Exercise brief:
State, as a number alone, how many lines of the entries contain the word "Montant".

Dataset records:
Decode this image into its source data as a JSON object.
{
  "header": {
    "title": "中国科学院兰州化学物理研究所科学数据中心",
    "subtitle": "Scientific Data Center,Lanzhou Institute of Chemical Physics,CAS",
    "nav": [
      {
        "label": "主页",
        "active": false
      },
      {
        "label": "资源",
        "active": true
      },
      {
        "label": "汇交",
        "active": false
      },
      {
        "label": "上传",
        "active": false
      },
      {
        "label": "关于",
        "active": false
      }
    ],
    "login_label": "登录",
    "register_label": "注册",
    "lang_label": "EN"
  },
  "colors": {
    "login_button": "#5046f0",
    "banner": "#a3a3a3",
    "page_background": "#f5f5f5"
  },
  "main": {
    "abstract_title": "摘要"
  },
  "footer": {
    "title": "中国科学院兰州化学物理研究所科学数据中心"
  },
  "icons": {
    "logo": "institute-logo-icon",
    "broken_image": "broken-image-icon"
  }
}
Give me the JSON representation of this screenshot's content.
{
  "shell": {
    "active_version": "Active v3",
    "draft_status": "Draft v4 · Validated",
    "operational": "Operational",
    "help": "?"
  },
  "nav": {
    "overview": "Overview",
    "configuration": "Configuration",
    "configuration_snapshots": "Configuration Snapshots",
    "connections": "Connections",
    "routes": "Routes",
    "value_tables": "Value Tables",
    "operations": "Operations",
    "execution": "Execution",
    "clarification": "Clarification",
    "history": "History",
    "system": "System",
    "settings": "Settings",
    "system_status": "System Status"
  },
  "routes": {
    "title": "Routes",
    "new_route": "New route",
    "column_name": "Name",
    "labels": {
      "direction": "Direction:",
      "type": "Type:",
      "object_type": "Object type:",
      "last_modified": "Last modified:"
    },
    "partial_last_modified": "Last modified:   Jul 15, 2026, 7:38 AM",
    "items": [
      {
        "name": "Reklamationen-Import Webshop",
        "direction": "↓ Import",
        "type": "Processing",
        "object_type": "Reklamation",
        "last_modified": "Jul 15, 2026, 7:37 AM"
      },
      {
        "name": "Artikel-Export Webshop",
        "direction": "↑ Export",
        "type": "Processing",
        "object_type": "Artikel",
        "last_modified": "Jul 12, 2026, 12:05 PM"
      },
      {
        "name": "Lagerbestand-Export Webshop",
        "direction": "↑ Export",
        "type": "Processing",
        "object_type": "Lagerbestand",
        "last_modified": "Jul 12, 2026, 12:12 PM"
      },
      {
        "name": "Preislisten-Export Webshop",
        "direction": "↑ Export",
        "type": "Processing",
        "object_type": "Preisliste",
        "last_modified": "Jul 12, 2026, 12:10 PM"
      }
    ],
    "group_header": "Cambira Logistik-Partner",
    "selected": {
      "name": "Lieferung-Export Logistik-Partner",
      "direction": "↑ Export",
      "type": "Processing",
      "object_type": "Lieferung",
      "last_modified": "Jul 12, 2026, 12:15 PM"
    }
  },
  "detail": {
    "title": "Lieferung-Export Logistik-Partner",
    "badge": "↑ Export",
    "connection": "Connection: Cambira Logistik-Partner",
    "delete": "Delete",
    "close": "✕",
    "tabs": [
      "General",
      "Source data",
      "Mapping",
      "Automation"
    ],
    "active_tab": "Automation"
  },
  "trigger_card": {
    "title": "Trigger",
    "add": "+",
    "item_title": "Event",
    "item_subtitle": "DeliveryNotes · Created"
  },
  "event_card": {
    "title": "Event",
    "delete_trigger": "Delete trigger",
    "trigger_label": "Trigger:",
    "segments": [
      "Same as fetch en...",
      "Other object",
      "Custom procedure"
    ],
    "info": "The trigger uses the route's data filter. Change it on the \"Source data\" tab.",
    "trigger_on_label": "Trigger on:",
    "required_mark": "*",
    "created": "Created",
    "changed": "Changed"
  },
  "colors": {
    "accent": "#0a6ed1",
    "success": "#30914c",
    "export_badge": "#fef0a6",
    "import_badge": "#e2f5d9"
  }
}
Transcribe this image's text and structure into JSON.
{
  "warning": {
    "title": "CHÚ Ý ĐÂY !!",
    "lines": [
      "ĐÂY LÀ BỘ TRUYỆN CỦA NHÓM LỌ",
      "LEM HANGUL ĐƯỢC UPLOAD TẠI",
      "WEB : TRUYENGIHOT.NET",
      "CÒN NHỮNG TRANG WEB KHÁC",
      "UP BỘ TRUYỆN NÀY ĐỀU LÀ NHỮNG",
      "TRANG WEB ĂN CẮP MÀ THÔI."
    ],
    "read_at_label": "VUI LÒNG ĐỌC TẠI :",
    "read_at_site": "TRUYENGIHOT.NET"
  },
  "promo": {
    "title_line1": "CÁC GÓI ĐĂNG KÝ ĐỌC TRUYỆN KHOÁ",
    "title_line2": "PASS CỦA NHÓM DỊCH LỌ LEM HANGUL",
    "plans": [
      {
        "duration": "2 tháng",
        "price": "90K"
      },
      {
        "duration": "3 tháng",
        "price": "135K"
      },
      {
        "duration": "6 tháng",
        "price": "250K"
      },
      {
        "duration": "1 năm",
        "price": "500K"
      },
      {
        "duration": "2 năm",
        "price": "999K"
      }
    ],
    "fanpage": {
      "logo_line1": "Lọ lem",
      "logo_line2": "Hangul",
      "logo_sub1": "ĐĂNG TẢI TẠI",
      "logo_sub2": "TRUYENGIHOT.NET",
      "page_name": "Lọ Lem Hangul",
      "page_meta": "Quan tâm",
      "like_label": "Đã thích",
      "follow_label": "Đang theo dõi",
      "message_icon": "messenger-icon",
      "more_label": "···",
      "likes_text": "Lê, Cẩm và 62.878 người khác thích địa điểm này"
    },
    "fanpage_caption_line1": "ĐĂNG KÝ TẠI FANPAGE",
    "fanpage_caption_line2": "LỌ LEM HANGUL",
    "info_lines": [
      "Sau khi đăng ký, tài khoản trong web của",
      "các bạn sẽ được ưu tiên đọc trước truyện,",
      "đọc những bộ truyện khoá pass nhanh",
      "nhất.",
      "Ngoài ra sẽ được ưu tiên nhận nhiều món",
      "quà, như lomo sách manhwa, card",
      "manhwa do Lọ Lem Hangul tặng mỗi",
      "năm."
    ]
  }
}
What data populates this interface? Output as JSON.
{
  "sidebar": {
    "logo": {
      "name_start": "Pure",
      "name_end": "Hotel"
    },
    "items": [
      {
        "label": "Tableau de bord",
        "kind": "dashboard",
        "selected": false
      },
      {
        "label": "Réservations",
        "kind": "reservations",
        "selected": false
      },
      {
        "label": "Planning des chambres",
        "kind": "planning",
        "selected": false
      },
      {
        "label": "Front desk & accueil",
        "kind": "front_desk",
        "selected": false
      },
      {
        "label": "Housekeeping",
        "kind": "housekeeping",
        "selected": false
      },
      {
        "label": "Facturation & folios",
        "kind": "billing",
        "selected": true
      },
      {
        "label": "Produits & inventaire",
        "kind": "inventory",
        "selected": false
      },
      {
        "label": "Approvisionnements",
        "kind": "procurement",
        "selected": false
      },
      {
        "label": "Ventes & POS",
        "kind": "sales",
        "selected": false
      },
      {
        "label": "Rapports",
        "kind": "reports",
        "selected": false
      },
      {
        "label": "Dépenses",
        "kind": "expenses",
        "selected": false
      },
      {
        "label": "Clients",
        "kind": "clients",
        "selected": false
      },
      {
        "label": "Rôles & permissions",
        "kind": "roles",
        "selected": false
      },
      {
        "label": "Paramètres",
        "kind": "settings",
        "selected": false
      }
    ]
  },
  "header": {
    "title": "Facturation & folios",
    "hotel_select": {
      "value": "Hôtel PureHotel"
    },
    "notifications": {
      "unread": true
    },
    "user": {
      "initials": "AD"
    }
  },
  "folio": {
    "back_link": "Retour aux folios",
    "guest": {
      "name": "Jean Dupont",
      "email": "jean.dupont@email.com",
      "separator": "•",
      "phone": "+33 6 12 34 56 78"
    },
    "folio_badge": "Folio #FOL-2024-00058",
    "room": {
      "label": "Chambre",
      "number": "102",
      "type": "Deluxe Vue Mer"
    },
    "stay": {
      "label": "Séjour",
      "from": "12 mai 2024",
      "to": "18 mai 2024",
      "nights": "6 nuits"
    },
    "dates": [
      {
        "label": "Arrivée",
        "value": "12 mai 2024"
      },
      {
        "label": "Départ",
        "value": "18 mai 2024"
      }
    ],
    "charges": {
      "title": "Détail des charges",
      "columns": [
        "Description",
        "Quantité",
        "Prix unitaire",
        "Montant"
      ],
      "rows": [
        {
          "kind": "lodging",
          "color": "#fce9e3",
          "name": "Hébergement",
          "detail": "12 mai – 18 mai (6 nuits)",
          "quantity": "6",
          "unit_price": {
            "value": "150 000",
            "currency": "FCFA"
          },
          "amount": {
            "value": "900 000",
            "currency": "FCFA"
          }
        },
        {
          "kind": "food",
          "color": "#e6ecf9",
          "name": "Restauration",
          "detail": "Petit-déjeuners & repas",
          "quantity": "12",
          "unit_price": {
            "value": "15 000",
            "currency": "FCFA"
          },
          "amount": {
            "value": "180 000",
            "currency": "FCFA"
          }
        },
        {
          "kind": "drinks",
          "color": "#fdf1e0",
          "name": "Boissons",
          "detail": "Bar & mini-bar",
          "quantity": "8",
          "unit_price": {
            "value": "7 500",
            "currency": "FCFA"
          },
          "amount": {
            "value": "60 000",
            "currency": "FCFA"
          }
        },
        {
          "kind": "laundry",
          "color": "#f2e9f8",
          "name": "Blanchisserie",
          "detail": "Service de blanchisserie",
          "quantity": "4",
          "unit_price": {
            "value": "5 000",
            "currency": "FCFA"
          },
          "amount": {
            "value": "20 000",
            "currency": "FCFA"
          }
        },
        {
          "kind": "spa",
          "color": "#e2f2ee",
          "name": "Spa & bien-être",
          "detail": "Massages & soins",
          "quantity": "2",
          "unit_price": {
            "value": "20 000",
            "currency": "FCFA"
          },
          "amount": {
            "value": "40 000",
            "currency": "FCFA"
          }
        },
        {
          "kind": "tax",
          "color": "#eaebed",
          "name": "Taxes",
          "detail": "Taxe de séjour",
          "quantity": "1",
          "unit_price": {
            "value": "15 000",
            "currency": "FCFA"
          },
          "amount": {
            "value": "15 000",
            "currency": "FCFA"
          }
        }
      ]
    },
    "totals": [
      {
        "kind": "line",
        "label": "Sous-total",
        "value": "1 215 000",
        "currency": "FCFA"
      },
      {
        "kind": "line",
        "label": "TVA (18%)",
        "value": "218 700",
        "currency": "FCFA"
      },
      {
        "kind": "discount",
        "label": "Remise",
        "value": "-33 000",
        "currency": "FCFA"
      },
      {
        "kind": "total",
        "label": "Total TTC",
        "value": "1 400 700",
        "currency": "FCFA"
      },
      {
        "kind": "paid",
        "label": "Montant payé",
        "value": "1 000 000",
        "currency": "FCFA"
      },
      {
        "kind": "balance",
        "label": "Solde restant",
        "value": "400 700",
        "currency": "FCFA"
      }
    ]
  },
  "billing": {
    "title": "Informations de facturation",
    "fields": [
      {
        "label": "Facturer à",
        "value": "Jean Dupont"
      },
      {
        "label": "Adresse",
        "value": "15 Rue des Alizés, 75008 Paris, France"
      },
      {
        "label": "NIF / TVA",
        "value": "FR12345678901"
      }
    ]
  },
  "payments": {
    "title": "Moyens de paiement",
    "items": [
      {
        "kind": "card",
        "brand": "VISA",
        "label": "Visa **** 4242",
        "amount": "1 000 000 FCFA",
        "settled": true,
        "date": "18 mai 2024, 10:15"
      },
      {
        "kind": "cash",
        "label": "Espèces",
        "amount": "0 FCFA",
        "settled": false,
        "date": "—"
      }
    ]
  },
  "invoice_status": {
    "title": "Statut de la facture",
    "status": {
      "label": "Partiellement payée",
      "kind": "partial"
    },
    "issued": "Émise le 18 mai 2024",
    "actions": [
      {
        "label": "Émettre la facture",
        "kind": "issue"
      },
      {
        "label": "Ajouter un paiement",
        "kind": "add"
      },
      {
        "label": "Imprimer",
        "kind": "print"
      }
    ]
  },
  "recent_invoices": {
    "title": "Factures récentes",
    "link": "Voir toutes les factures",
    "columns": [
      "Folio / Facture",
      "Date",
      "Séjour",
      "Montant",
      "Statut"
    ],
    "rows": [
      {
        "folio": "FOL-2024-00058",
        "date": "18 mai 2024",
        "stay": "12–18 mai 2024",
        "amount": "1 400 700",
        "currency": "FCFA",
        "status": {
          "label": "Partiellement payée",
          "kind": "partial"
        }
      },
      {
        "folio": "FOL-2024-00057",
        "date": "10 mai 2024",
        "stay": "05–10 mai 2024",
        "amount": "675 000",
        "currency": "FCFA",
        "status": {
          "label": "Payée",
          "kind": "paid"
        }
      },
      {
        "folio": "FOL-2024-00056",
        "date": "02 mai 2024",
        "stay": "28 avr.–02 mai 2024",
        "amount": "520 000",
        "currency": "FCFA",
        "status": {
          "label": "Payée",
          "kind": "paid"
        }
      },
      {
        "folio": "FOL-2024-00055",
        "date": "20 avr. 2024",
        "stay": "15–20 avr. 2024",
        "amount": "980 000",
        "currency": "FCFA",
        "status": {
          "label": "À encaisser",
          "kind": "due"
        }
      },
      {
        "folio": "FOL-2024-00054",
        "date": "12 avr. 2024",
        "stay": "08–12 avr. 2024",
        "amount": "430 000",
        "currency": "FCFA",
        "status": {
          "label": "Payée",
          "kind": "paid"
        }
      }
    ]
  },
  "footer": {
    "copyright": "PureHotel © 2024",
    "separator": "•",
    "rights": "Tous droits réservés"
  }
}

Exercise result:
3